Your instructions :: This exercise calls for the listing to be set down exactly.

Material provided ::

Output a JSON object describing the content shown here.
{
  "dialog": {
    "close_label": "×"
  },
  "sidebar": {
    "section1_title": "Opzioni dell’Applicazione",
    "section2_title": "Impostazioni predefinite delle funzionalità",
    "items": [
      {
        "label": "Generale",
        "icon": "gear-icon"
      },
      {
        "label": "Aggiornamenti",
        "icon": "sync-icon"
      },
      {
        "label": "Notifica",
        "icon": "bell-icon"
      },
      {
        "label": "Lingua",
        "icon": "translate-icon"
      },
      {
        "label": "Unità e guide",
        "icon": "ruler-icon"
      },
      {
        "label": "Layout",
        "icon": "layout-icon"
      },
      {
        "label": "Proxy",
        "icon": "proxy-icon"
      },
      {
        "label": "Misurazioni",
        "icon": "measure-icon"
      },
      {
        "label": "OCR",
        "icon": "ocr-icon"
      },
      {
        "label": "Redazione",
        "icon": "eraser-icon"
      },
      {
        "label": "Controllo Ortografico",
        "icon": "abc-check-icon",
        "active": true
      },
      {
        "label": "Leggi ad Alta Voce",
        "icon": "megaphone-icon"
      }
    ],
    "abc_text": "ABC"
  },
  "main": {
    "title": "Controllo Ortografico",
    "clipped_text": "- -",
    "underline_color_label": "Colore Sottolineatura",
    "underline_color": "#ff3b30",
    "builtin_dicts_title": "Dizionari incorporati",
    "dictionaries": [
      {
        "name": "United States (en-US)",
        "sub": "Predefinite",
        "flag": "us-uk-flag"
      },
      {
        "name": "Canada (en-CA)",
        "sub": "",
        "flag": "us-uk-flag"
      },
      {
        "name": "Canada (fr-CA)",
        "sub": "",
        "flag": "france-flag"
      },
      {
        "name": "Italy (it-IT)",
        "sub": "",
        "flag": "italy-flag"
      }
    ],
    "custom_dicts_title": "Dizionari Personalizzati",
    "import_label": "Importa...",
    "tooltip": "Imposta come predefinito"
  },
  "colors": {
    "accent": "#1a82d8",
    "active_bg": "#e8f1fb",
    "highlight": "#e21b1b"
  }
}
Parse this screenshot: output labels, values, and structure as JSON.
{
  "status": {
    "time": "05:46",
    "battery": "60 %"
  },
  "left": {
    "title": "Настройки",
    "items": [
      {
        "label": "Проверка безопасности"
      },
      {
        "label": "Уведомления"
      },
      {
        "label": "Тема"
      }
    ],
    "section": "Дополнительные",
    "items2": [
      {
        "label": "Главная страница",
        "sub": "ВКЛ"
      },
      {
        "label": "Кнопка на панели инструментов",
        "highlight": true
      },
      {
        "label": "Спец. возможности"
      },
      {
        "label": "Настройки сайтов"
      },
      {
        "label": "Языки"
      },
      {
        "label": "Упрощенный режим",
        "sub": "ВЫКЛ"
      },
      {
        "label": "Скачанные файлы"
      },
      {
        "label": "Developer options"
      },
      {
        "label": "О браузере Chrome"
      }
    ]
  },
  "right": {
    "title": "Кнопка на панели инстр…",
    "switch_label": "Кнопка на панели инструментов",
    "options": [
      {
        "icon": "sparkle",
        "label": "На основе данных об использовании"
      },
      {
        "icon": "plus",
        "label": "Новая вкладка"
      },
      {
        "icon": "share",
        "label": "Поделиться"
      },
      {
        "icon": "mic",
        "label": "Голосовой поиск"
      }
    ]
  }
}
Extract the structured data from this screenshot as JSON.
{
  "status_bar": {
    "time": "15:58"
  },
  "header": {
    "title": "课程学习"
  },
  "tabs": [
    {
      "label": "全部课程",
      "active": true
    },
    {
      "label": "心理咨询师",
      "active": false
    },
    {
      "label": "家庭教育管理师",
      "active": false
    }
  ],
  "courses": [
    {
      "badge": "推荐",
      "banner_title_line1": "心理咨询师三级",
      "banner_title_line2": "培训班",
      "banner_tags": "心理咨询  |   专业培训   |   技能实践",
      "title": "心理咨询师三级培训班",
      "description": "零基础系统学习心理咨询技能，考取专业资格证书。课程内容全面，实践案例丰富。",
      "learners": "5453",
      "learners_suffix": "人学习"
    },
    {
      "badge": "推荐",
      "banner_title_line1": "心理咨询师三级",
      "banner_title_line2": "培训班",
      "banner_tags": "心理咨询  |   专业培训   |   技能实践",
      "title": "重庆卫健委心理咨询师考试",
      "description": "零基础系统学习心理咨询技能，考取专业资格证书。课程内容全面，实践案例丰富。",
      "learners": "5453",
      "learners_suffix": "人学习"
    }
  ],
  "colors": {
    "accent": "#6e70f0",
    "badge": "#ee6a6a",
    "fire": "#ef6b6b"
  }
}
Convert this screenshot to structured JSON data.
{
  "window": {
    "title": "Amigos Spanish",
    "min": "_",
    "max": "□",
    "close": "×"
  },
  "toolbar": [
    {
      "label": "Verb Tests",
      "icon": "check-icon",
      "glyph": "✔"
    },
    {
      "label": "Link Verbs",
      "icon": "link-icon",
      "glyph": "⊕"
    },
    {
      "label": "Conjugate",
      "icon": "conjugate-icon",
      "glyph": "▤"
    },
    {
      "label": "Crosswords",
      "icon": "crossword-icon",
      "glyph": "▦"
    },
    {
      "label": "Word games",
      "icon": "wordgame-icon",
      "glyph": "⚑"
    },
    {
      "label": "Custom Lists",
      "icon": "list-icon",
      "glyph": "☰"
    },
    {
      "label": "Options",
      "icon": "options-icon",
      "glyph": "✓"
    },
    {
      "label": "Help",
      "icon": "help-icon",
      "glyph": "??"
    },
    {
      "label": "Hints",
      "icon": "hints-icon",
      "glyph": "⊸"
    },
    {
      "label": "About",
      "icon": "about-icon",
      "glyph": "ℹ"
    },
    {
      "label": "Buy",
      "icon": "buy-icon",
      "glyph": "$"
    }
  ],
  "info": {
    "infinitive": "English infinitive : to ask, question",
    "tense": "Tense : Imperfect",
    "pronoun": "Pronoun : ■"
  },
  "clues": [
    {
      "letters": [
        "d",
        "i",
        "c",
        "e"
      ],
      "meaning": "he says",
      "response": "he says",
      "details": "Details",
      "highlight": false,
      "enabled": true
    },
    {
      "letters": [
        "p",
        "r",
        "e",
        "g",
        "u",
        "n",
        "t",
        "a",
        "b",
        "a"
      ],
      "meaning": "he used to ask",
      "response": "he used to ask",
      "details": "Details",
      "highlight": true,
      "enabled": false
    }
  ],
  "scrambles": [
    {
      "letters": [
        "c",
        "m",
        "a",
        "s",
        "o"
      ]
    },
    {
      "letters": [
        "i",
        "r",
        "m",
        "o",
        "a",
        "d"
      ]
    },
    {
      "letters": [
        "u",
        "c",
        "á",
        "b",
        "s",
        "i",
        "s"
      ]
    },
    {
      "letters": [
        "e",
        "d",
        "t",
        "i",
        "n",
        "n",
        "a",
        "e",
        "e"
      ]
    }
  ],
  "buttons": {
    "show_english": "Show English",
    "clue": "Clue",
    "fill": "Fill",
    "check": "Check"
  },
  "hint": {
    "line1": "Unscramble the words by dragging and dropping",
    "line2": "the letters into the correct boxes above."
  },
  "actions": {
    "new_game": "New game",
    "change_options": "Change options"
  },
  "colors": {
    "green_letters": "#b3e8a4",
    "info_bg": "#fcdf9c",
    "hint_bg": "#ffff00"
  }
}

Exercise answer ::
Output a JSON object describing the content shown here.
{
  "dialog": {
    "close_label": "×"
  },
  "sidebar": {
    "section1_title": "Opzioni dell’Applicazione",
    "section2_title": "Impostazioni predefinite delle funzionalità",
    "items": [
      {
        "label": "Generale",
        "icon": "gear-icon"
      },
      {
        "label": "Aggiornamenti",
        "icon": "sync-icon"
      },
      {
        "label": "Notifica",
        "icon": "bell-icon"
      },
      {
        "label": "Lingua",
        "icon": "translate-icon"
      },
      {
        "label": "Unità e guide",
        "icon": "ruler-icon"
      },
      {
        "label": "Layout",
        "icon": "layout-icon"
      },
      {
        "label": "Proxy",
        "icon": "proxy-icon"
      },
      {
        "label": "Misurazioni",
        "icon": "measure-icon"
      },
      {
        "label": "OCR",
        "icon": "ocr-icon"
      },
      {
        "label": "Redazione",
        "icon": "eraser-icon"
      },
      {
        "label": "Controllo Ortografico",
        "icon": "abc-check-icon",
        "active": true
      },
      {
        "label": "Leggi ad Alta Voce",
        "icon": "megaphone-icon"
      }
    ],
    "abc_text": "ABC"
  },
  "main": {
    "title": "Controllo Ortografico",
    "clipped_text": "- -",
    "underline_color_label": "Colore Sottolineatura",
    "underline_color": "#ff3b30",
    "builtin_dicts_title": "Dizionari incorporati",
    "dictionaries": [
      {
        "name": "United States (en-US)",
        "sub": "Predefinite",
        "flag": "us-uk-flag"
      },
      {
        "name": "Canada (en-CA)",
        "sub": "",
        "flag": "us-uk-flag"
      },
      {
        "name": "Canada (fr-CA)",
        "sub": "",
        "flag": "france-flag"
      },
      {
        "name": "Italy (it-IT)",
        "sub": "",
        "flag": "italy-flag"
      }
    ],
    "custom_dicts_title": "Dizionari Personalizzati",
    "import_label": "Importa...",
    "tooltip": "Imposta come predefinito"
  },
  "colors": {
    "accent": "#1a82d8",
    "active_bg": "#e8f1fb",
    "highlight": "#e21b1b"
  }
}
Parse this screenshot: output labels, values, and structure as JSON.
{
  "status": {
    "time": "05:46",
    "battery": "60 %"
  },
  "left": {
    "title": "Настройки",
    "items": [
      {
        "label": "Проверка безопасности"
      },
      {
        "label": "Уведомления"
      },
      {
        "label": "Тема"
      }
    ],
    "section": "Дополнительные",
    "items2": [
      {
        "label": "Главная страница",
        "sub": "ВКЛ"
      },
      {
        "label": "Кнопка на панели инструментов",
        "highlight": true
      },
      {
        "label": "Спец. возможности"
      },
      {
        "label": "Настройки сайтов"
      },
      {
        "label": "Языки"
      },
      {
        "label": "Упрощенный режим",
        "sub": "ВЫКЛ"
      },
      {
        "label": "Скачанные файлы"
      },
      {
        "label": "Developer options"
      },
      {
        "label": "О браузере Chrome"
      }
    ]
  },
  "right": {
    "title": "Кнопка на панели инстр…",
    "switch_label": "Кнопка на панели инструментов",
    "options": [
      {
        "icon": "sparkle",
        "label": "На основе данных об использовании"
      },
      {
        "icon": "plus",
        "label": "Новая вкладка"
      },
      {
        "icon": "share",
        "label": "Поделиться"
      },
      {
        "icon": "mic",
        "label": "Голосовой поиск"
      }
    ]
  }
}
Extract the structured data from this screenshot as JSON.
{
  "status_bar": {
    "time": "15:58"
  },
  "header": {
    "title": "课程学习"
  },
  "tabs": [
    {
      "label": "全部课程",
      "active": true
    },
    {
      "label": "心理咨询师",
      "active": false
    },
    {
      "label": "家庭教育管理师",
      "active": false
    }
  ],
  "courses": [
    {
      "badge": "推荐",
      "banner_title_line1": "心理咨询师三级",
      "banner_title_line2": "培训班",
      "banner_tags": "心理咨询  |   专业培训   |   技能实践",
      "title": "心理咨询师三级培训班",
      "description": "零基础系统学习心理咨询技能，考取专业资格证书。课程内容全面，实践案例丰富。",
      "learners": "5453",
      "learners_suffix": "人学习"
    },
    {
      "badge": "推荐",
      "banner_title_line1": "心理咨询师三级",
      "banner_title_line2": "培训班",
      "banner_tags": "心理咨询  |   专业培训   |   技能实践",
      "title": "重庆卫健委心理咨询师考试",
      "description": "零基础系统学习心理咨询技能，考取专业资格证书。课程内容全面，实践案例丰富。",
      "learners": "5453",
      "learners_suffix": "人学习"
    }
  ],
  "colors": {
    "accent": "#6e70f0",
    "badge": "#ee6a6a",
    "fire": "#ef6b6b"
  }
}
Convert this screenshot to structured JSON data.
{
  "window": {
    "title": "Amigos Spanish",
    "min": "_",
    "max": "□",
    "close": "×"
  },
  "toolbar": [
    {
      "label": "Verb Tests",
      "icon": "check-icon",
      "glyph": "✔"
    },
    {
      "label": "Link Verbs",
      "icon": "link-icon",
      "glyph": "⊕"
    },
    {
      "label": "Conjugate",
      "icon": "conjugate-icon",
      "glyph": "▤"
    },
    {
      "label": "Crosswords",
      "icon": "crossword-icon",
      "glyph": "▦"
    },
    {
      "label": "Word games",
      "icon": "wordgame-icon",
      "glyph": "⚑"
    },
    {
      "label": "Custom Lists",
      "icon": "list-icon",
      "glyph": "☰"
    },
    {
      "label": "Options",
      "icon": "options-icon",
      "glyph": "✓"
    },
    {
      "label": "Help",
      "icon": "help-icon",
      "glyph": "??"
    },
    {
      "label": "Hints",
      "icon": "hints-icon",
      "glyph": "⊸"
    },
    {
      "label": "About",
      "icon": "about-icon",
      "glyph": "ℹ"
    },
    {
      "label": "Buy",
      "icon": "buy-icon",
      "glyph": "$"
    }
  ],
  "info": {
    "infinitive": "English infinitive : to ask, question",
    "tense": "Tense : Imperfect",
    "pronoun": "Pronoun : ■"
  },
  "clues": [
    {
      "letters": [
        "d",
        "i",
        "c",
        "e"
      ],
      "meaning": "he says",
      "response": "he says",
      "details": "Details",
      "highlight": false,
      "enabled": true
    },
    {
      "letters": [
        "p",
        "r",
        "e",
        "g",
        "u",
        "n",
        "t",
        "a",
        "b",
        "a"
      ],
      "meaning": "he used to ask",
      "response": "he used to ask",
      "details": "Details",
      "highlight": true,
      "enabled": false
    }
  ],
  "scrambles": [
    {
      "letters": [
        "c",
        "m",
        "a",
        "s",
        "o"
      ]
    },
    {
      "letters": [
        "i",
        "r",
        "m",
        "o",
        "a",
        "d"
      ]
    },
    {
      "letters": [
        "u",
        "c",
        "á",
        "b",
        "s",
        "i",
        "s"
      ]
    },
    {
      "letters": [
        "e",
        "d",
        "t",
        "i",
        "n",
        "n",
        "a",
        "e",
        "e"
      ]
    }
  ],
  "buttons": {
    "show_english": "Show English",
    "clue": "Clue",
    "fill": "Fill",
    "check": "Check"
  },
  "hint": {
    "line1": "Unscramble the words by dragging and dropping",
    "line2": "the letters into the correct boxes above."
  },
  "actions": {
    "new_game": "New game",
    "change_options": "Change options"
  },
  "colors": {
    "green_letters": "#b3e8a4",
    "info_bg": "#fcdf9c",
    "hint_bg": "#ffff00"
  }
}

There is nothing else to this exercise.